"That's what drives decisions," Frisch said. "You are the ones who help us."
Rick Grambo, who is acting as interim president on the board, said he spent a lot of time talking about the board's role with this decision with Dr. Wheeler.
"Our role as a board here is to put forth a priority list," he said. "This is not the end. This is the beginning."
He added that it is essentially up to the county executive and the county council to take care of the local funding and if and when that happens.
Many supporters of Havre de Grace High School, wearing Warriors T-shirts and maroon and white school colors, and Youth's Benefit and community-based organization Build It Now, wearing their usual green shirts, were in attendance and advocated for replacement buildings in their communities.
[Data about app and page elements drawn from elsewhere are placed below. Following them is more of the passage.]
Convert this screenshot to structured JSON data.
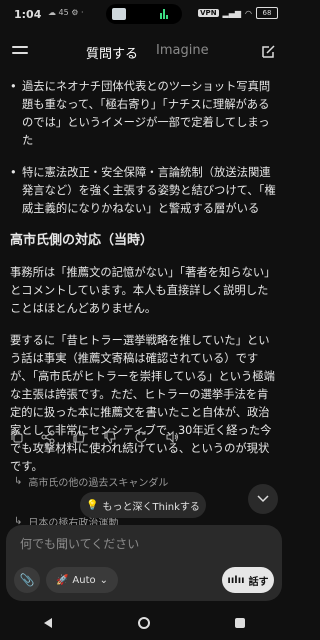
{
  "status": {
    "time": "1:04",
    "left_icons": "☁ 45 ⚙ ·",
    "vpn": "VPN",
    "battery": "68"
  },
  "header": {
    "tab_active": "質問する",
    "tab_inactive": "Imagine"
  },
  "content": {
    "bullet1": "過去にネオナチ団体代表とのツーショット写真問題も重なって、「極右寄り」「ナチスに理解があるのでは」というイメージが一部で定着してしまった",
    "bullet2": "特に憲法改正・安全保障・言論統制（放送法関連発言など）を強く主張する姿勢と結びつけて、「権威主義的になりかねない」と警戒する層がいる",
    "heading": "高市氏側の対応（当時）",
    "para1": "事務所は「推薦文の記憶がない」「著者を知らない」とコメントしています。本人も直接詳しく説明したことはほとんどありません。",
    "para2": "要するに「昔ヒトラー選挙戦略を推していた」という話は事実（推薦文寄稿は確認されている）ですが、「高市氏がヒトラーを崇拝している」という極端な主張は誇張です。ただ、ヒトラーの選挙手法を肯定的に扱った本に推薦文を書いたこと自体が、政治家として非常にセンシティブで、30年近く経った今でも攻撃材料に使われ続けている、というのが現状です。"
  },
  "related": [
    "高市氏の他の過去スキャンダル",
    "日本の極右政治運動"
  ],
  "think_button": "もっと深くThinkする",
  "input": {
    "placeholder": "何でも聞いてください",
    "mode": "Auto",
    "speak": "話す"
  }
}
Havre de Grace City Council members David Glenn, Bill Martin, Joseph Smith and Council President Randy Craig were in the audience along with Mayor Wayne Dougherty.
Glenn spoke on behalf of the city council, as he has done in previous meetings.
He listed various concerns the city has with the school, such as a main entrance separate from the main office, repeated gas leaks and a campus separated by heavily traveled roads.
Glenn said the county needs to "provide a safe and secure learning environment" for the students and with the current facility it is "falling short of that goal."
"There has to be a better way," he told the board. "It's time to take politics out of the mix. Don't jeopardize [the students'] education."
Paul MacMillan spoke on behalf of Build It Now, which advocates for replacements of the county's aging, multi-building elementary schools - namely Youth's Benefit and William Paca/Old Post Road elementary schools.
"Time is of the essence," MacMillan said referring to the request of funds. "Include Youth's Benefit as a replacement of this year's [capital improvement] plan."
MacMillan noted that Youth's Benefit has been on the school system's priority list for replacement, at one level or another, for 16 years and is basically shovel ready.
Joppatowne community members, including Parent Teacher Student Association President Brenda Flenner, also made their case for renovations to their high school. Joppatowne, which opened in 1972, is the next oldest high school building after Havre de Grace.
She asked the board to provide Joppatowne students "with the quality learning environment that meets the standards of other Harford County schools."
Flenner added that JHS was a "forward-thinking facility" with its homeland security magnet program and should not be labeled as "inferior or unimportant" as many Route 40 corridor schools unfairly are.
Finishing the plan
Before their final vote Monday, school board members considered several amendments to the capital improvement plan, which they had also discussed during their Sept. 10 meeting, the last session presided over by the late Dr. Wheeler.
The two most controversial amendments were made by Frisch, first proposed to add a request of $1 million from the local level for planning services on the Youth's Benefit project.